Does CGT apply on inherited properties?

If you’ve inherited a property from a deceased estate, you don’t have to pay capital gains tax. But you might be liable for it if you decide to sell the property – depending on a few circumstances.

Like selling your property to someone else, inheriting a property can prompt a capital gain or capital loss – even though no money has changed hands.

This is because ownership is transferred from one person to another. So, do you have to pay CGT on inherited properties?

CGT may apply based on:

  • When the deceased passed away
  • Whether they were an Australian resident when they died
  • When the deceased obtained their property
  • Whether it was their main residence or an investment
  • Whether the property was sold while you were an Australian resident

Does CGT apply if you transfer or gift a property?

Property can also be passed to family members or friends while a person is still alive. So if the property is transferred into someone else’s name or a gift, are you still charged capital gains tax?

It depends. If the property is a main residence, it’s exempt from CGT. If not, CGT may very well apply. Here’s how CGT can affect the giver and receiver.

For givers

Under normal sale circumstances, the capital gain would be calculated by deducting the sale price from the purchase price.

But in the case of transferring or gifting a property, the seller may receive a lower sale price for their property – such as parents selling a unit to their kids for a significantly reduced amount. Alternatively, they may gift the property and receive no money at all.

Regardless of whether or not any money was involved in the sale, the giver can still be liable for capital gains tax. In both cases, if the giver receives less for the property than it’s worth, CGT would be calculated using the property’s fair market value on the day it’s passed on. The capital gain would be the fair market value less the purchase price.

The fair market value approach is used in cases where both parties are not dealing with each other at arm’s length. In layman’s terms, ‘at arm’s length’ means the parties are unrelated and don’t have any control over one another.

So for fair market value to apply, the giver and receiver would have to be related in some way – such as being a family member, partner, shareholder in a company, trust beneficiary and many other examples.

For receivers

The receiver isn’t liable for CGT, unless of course they decide to sell the property. However, other property and land taxes may apply.

Do retirees pay capital gains tax in Australia?

While retirees and pensioners are free from a number of costs, unfortunately capital gains tax isn’t one of them. Retirees and pensioners are still subject to CGT, unless they qualify for an exemption. These include:

  • If they’re selling their main residence, or if they only lived outside their main residence for up to six years
  • If they purchased the asset before 20 September 1985
  • If the asset is obtained or owned through a self-managed super fund (SMSF), the asset is sold post-retirement, and all SMSF members are in the pension stage

CLICK HERE for more information.

Up to Date

Latest News

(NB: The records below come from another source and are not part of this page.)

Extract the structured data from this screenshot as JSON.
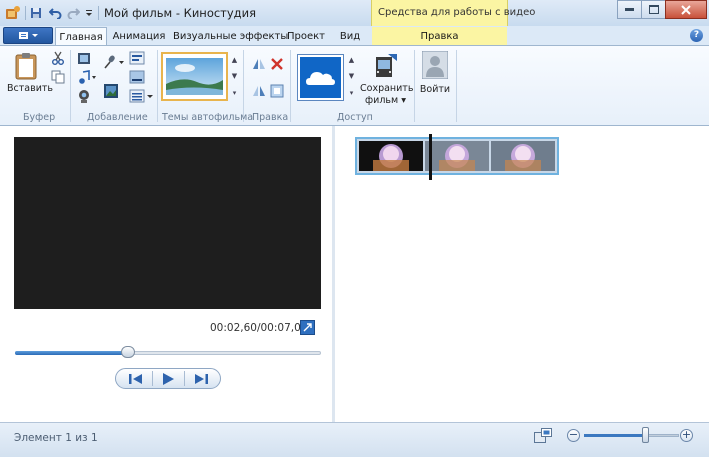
{
  "window": {
    "title": "Мой фильм - Киностудия",
    "context_tab_title": "Средства для работы с видео"
  },
  "tabs": [
    {
      "label": "Главная",
      "active": true
    },
    {
      "label": "Анимация",
      "active": false
    },
    {
      "label": "Визуальные эффекты",
      "active": false
    },
    {
      "label": "Проект",
      "active": false
    },
    {
      "label": "Вид",
      "active": false
    },
    {
      "label": "Правка",
      "active": false,
      "context": true
    }
  ],
  "ribbon": {
    "groups": [
      {
        "label": "Буфер"
      },
      {
        "label": "Добавление"
      },
      {
        "label": "Темы автофильма"
      },
      {
        "label": "Правка"
      },
      {
        "label": "Доступ"
      }
    ],
    "paste_label": "Вставить",
    "save_movie_label": "Сохранить фильм",
    "save_movie_line1": "Сохранить",
    "save_movie_line2": "фильм",
    "sign_in_label": "Войти"
  },
  "preview": {
    "timecode": "00:02,60/00:07,00",
    "position_fraction": 0.37
  },
  "status": {
    "text": "Элемент 1 из 1",
    "zoom_fraction": 0.64
  },
  "colors": {
    "accent": "#2b6bb7",
    "context": "#fbf5a3",
    "video_bg": "#1e1e1e"
  }
}
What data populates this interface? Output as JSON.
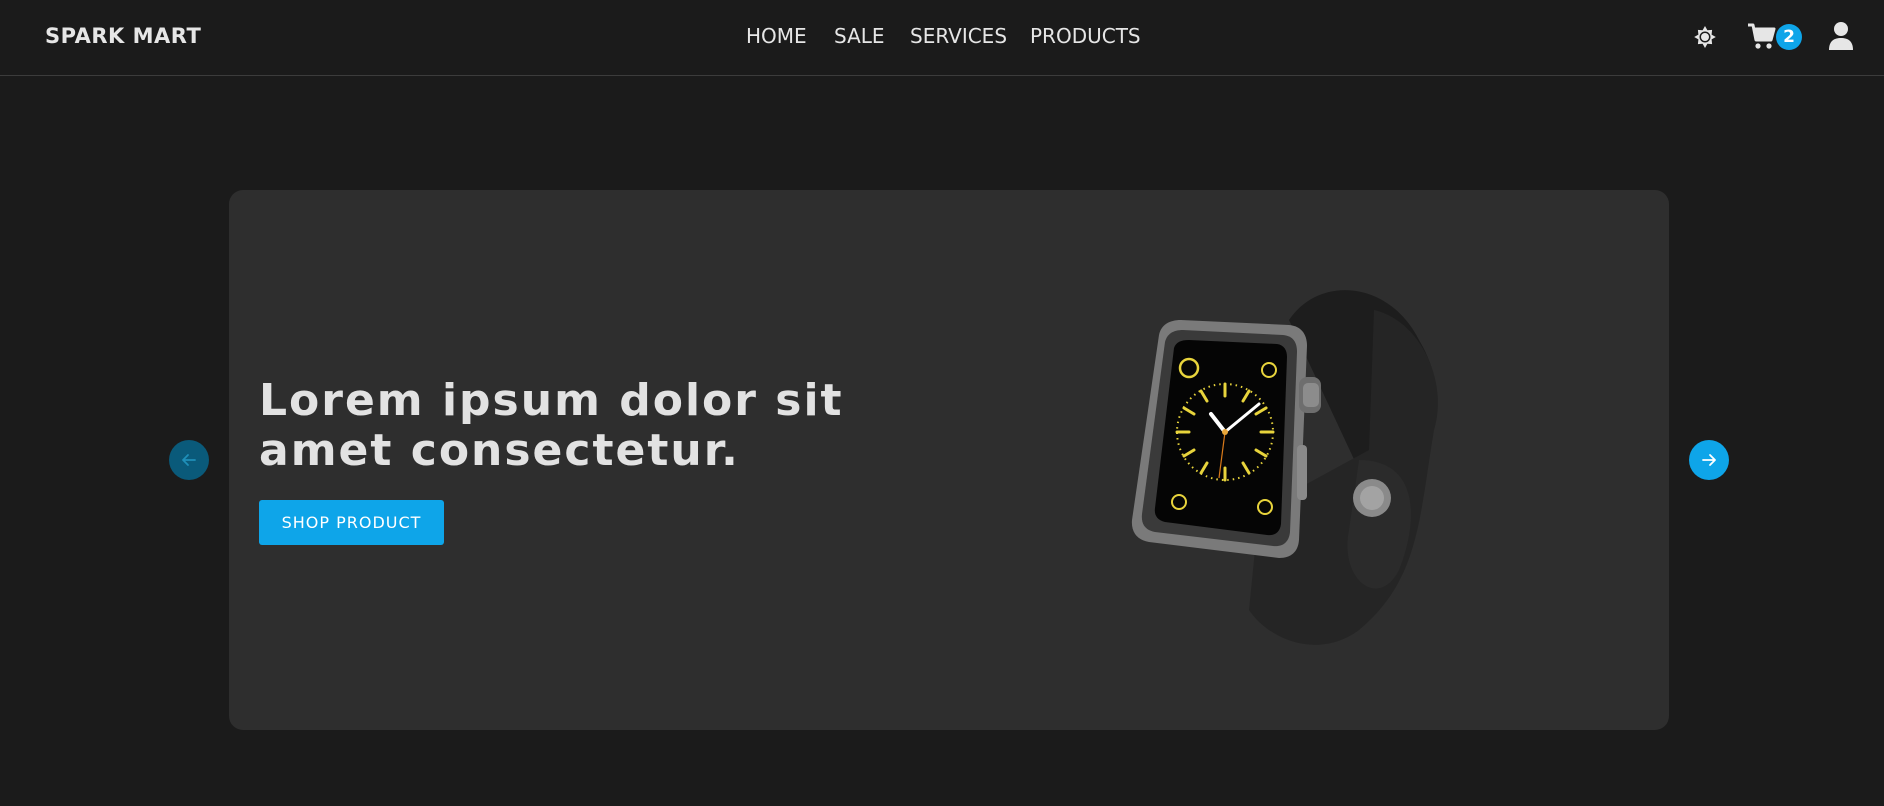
{
  "brand": {
    "name": "SPARK MART"
  },
  "nav": {
    "items": [
      {
        "label": "HOME"
      },
      {
        "label": "SALE"
      },
      {
        "label": "SERVICES"
      },
      {
        "label": "PRODUCTS"
      }
    ]
  },
  "header_icons": {
    "theme_toggle_icon": "sun-icon",
    "cart_icon": "cart-icon",
    "cart_count": "2",
    "user_icon": "user-icon"
  },
  "hero": {
    "title": "Lorem ipsum dolor sit amet consectetur.",
    "cta_label": "SHOP PRODUCT",
    "image": "smartwatch-product-image"
  },
  "carousel": {
    "prev_icon": "arrow-left-icon",
    "next_icon": "arrow-right-icon"
  },
  "colors": {
    "background": "#1b1b1b",
    "card": "#2e2e2e",
    "accent": "#0ea5e9",
    "text": "#e6e6e6"
  }
}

  • How to maximise renting before buying

    So how can you get into your own place as quickly as possible while still paying the rent? We asked a financial adviser for his tips on what renters can do to increase their chances of buying. Click here to read more.

    Read Full Post